I just happened to stumble across an excellent blogpost the other day detailing the most common logical fallacies. The examples used to illustrate each fallacy all relate to the bogus arguments deployed by proponents of a legal ban on sex work and/or pornography, but it was a very timely find given Nick Clegg's bizarre attempt to paint the huge number of people who believe in either independence or the status quo as 'extremists' -
"Mr Clegg said the Lib Dems vision of Home Rule represented the views of the Scottish people and argued that those who were for independence, or keeping the current constitutional settlement, were extremists.
“All the evidence suggests that is the mainstream of opinion and the extremists are those who either think that we need to yank Scotland out of the United Kingdom tomorrow, or those who say there should be no further change at all,” Mr Clegg said."
One of the fallacies explained in the blogpost is "Middle ground: the belief that the truth must be somewhere in the middle". Off the top of my head, here's an example...

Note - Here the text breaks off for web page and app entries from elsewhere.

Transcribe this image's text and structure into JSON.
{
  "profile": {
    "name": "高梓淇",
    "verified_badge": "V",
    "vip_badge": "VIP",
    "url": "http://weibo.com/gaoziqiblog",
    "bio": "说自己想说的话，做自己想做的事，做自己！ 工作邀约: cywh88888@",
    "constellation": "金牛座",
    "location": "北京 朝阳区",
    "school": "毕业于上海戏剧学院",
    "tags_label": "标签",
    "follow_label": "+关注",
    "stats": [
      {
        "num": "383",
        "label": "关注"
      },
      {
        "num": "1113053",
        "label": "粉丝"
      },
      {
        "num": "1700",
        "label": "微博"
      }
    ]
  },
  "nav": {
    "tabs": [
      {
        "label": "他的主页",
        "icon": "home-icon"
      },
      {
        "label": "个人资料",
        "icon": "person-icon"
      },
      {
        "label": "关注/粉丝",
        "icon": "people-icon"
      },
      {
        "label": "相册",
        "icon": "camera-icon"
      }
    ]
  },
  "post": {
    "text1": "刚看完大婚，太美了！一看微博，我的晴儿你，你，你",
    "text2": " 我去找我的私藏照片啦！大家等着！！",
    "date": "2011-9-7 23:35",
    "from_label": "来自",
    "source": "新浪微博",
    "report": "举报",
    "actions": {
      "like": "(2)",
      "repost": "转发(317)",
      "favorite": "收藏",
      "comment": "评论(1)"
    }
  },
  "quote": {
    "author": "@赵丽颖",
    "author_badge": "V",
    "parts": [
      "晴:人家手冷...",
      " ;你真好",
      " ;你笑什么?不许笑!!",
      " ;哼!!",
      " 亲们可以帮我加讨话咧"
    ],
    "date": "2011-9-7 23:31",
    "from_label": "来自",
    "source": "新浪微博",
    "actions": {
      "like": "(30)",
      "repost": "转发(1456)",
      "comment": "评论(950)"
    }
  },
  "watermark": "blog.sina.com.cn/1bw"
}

Proposition 1 - Nick Clegg should be sentenced to thirty years' hard labour for fraudulently securing votes on the promise that the Liberal Democrats would vote against an increase in tuition fees.
Proposition 2 - Nick Clegg should be spared jail for fraudulently securing votes on the promise that the Liberal Democrats would vote against an increase in tuition fees, but should certainly be expected to resign forthwith.

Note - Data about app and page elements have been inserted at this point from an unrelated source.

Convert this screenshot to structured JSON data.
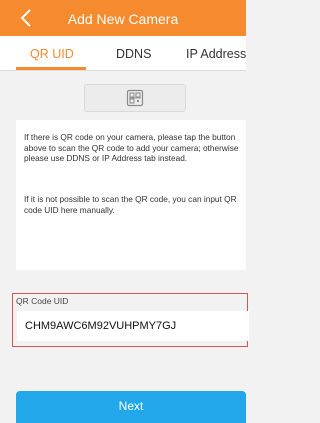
{
  "colors": {
    "accent": "#f58a2e",
    "primary_button": "#22a7ea",
    "highlight_border": "#d9534f"
  },
  "header": {
    "title": "Add New Camera",
    "back_icon": "chevron-left-icon"
  },
  "tabs": [
    {
      "label": "QR UID",
      "active": true
    },
    {
      "label": "DDNS",
      "active": false
    },
    {
      "label": "IP Address",
      "active": false
    }
  ],
  "scan": {
    "icon": "qr-scan-icon"
  },
  "info": {
    "paragraph1": "If there is QR code on your camera, please tap the button above to scan the QR code to add your camera; otherwise please use DDNS or IP Address tab instead.",
    "paragraph2": "If it is not possible to scan the QR code, you can input QR code UID here manually."
  },
  "uid": {
    "label": "QR Code UID",
    "value": "CHM9AWC6M92VUHPMY7GJ"
  },
  "actions": {
    "next_label": "Next"
  }
}
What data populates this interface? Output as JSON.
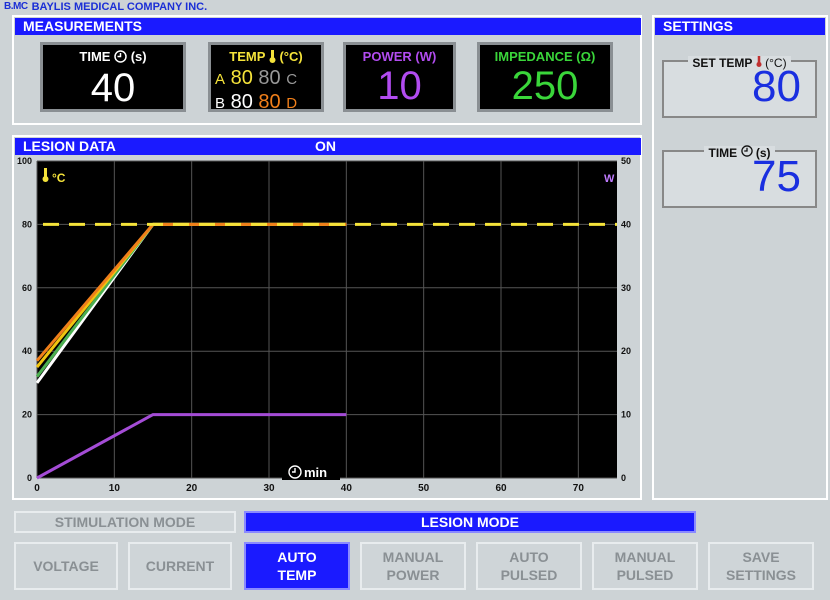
{
  "brand": {
    "logo": "B.MC",
    "company": "BAYLIS MEDICAL COMPANY INC."
  },
  "measurements": {
    "title": "MEASUREMENTS",
    "time": {
      "label": "TIME",
      "unit": "(s)",
      "value": "40"
    },
    "temp": {
      "label": "TEMP",
      "unit": "(°C)",
      "a_label": "A",
      "a1": "80",
      "a2": "80",
      "c_label": "C",
      "b_label": "B",
      "b1": "80",
      "b2": "80",
      "d_label": "D"
    },
    "power": {
      "label": "POWER (W)",
      "value": "10"
    },
    "impedance": {
      "label": "IMPEDANCE (Ω)",
      "value": "250"
    }
  },
  "settings": {
    "title": "SETTINGS",
    "set_temp": {
      "label": "SET TEMP",
      "unit": "(°C)",
      "value": "80"
    },
    "time": {
      "label": "TIME",
      "unit": "(s)",
      "value": "75"
    }
  },
  "lesion": {
    "title": "LESION DATA",
    "status": "ON"
  },
  "chart_data": {
    "type": "line",
    "left_axis_label": "°C",
    "right_axis_label": "W",
    "x_label": "min",
    "x_ticks": [
      0,
      10,
      20,
      30,
      40,
      50,
      60,
      70
    ],
    "xlim": [
      0,
      75
    ],
    "y_left_ticks": [
      0,
      20,
      40,
      60,
      80,
      100
    ],
    "ylim_left": [
      0,
      100
    ],
    "y_right_ticks": [
      0,
      10,
      20,
      30,
      40,
      50
    ],
    "ylim_right": [
      0,
      50
    ],
    "grid": true,
    "setpoint": {
      "value": 80,
      "color": "#f5e33a"
    },
    "series": [
      {
        "color": "#ffffff",
        "axis": "left",
        "x": [
          0,
          15,
          40
        ],
        "y": [
          30,
          80,
          80
        ]
      },
      {
        "color": "#4caf50",
        "axis": "left",
        "x": [
          0,
          15,
          40
        ],
        "y": [
          32,
          80,
          80
        ]
      },
      {
        "color": "#f1c40f",
        "axis": "left",
        "x": [
          0,
          15,
          40
        ],
        "y": [
          35,
          80,
          80
        ]
      },
      {
        "color": "#f07f1a",
        "axis": "left",
        "x": [
          0,
          15,
          40
        ],
        "y": [
          37,
          80,
          80
        ]
      },
      {
        "color": "#a44cd6",
        "axis": "right",
        "x": [
          0,
          15,
          40
        ],
        "y": [
          0,
          10,
          10
        ]
      }
    ]
  },
  "modes": {
    "stimulation": "STIMULATION MODE",
    "lesion": "LESION MODE"
  },
  "buttons": [
    {
      "line1": "VOLTAGE",
      "line2": ""
    },
    {
      "line1": "CURRENT",
      "line2": ""
    },
    {
      "line1": "AUTO",
      "line2": "TEMP"
    },
    {
      "line1": "MANUAL",
      "line2": "POWER"
    },
    {
      "line1": "AUTO",
      "line2": "PULSED"
    },
    {
      "line1": "MANUAL",
      "line2": "PULSED"
    },
    {
      "line1": "SAVE",
      "line2": "SETTINGS"
    }
  ],
  "colors": {
    "accent": "#1a1aff",
    "value_blue": "#1a2fe0",
    "temp_label": "#f5e33a",
    "power": "#b24cf0",
    "impedance": "#3ad63a"
  }
}
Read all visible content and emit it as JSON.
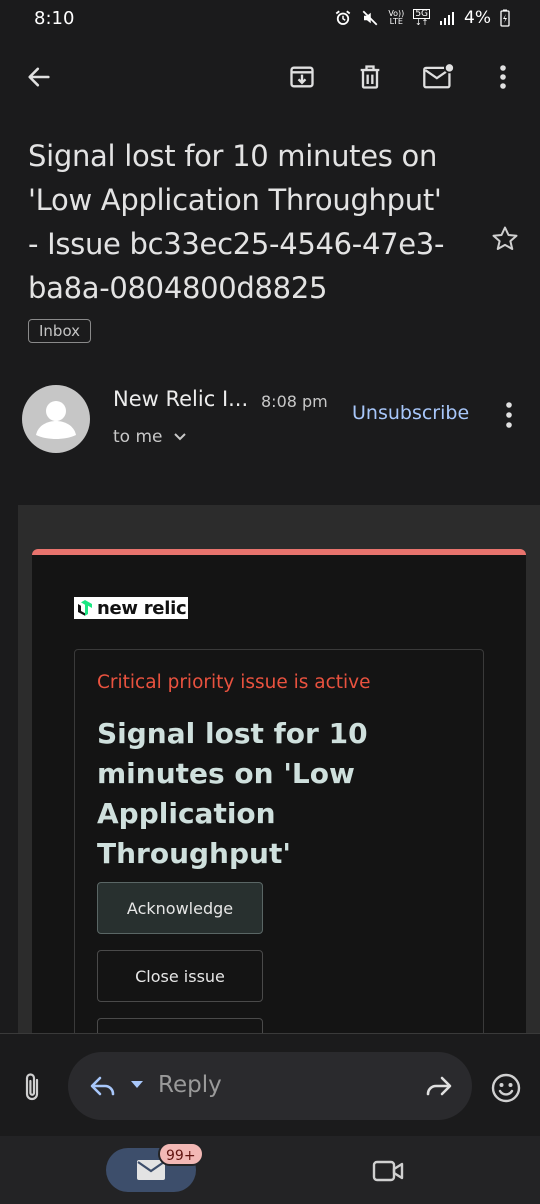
{
  "status_bar": {
    "time": "8:10",
    "volte": "Vo))",
    "lte": "LTE",
    "network": "5G",
    "battery": "4%"
  },
  "toolbar": {
    "icons": [
      "back-arrow-icon",
      "archive-icon",
      "delete-icon",
      "mark-unread-icon",
      "more-vert-icon"
    ]
  },
  "email": {
    "subject": "Signal lost for 10 minutes on 'Low Application Throughput' - Issue bc33ec25-4546-47e3-ba8a-0804800d8825",
    "label": "Inbox",
    "sender": "New Relic I...",
    "time": "8:08 pm",
    "recipient": "to me",
    "unsubscribe": "Unsubscribe"
  },
  "body": {
    "logo_text": "new relic",
    "priority": "Critical priority issue is active",
    "title": "Signal lost for 10 minutes on 'Low Application Throughput'",
    "buttons": {
      "acknowledge": "Acknowledge",
      "close": "Close issue"
    },
    "colors": {
      "accent": "#e8736d",
      "priority": "#e9523f",
      "title": "#cfe0dd"
    }
  },
  "reply_bar": {
    "placeholder": "Reply"
  },
  "bottom_nav": {
    "mail_badge": "99+"
  }
}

Proposition 3 - Nick Clegg should be forgiven for fradulently securing votes on the promise that the Liberal Democrats would vote against an increase in tuition fees, and allowed to remain as Lib Dem leader for now.
In this instance, hard labour and forgiveness are clearly the 'extreme' options, which leaves resignation as the only moderate, reasonable, sensible course of action. And as Clegg is apparently keen to pray in aid the relative popularity of each constitutional option, it should also be noted that calls for his resignation represent 'mainstream opinion' in Scotland. Open and shut case, methinks - anyone who doesn't think Nick Clegg should resign immediately is clearly an extremist on a par with Nick Griffin.
Incidentally, I was intrigued to see in the Scotsman article that Clegg defines himself (rather like Ken Macintosh) as a 'devolutionist, not a unionist'. But at the Political Innovation conference just over a year ago, I clearly remember Caron Lindsay repeatedly insisting that the Lib Dems are a 'federalist, not a unionist' party. Whatever happened to that? Federalism and devolution are qualitatively very different concepts - albeit both very much unionist ones in the literal sense of the word.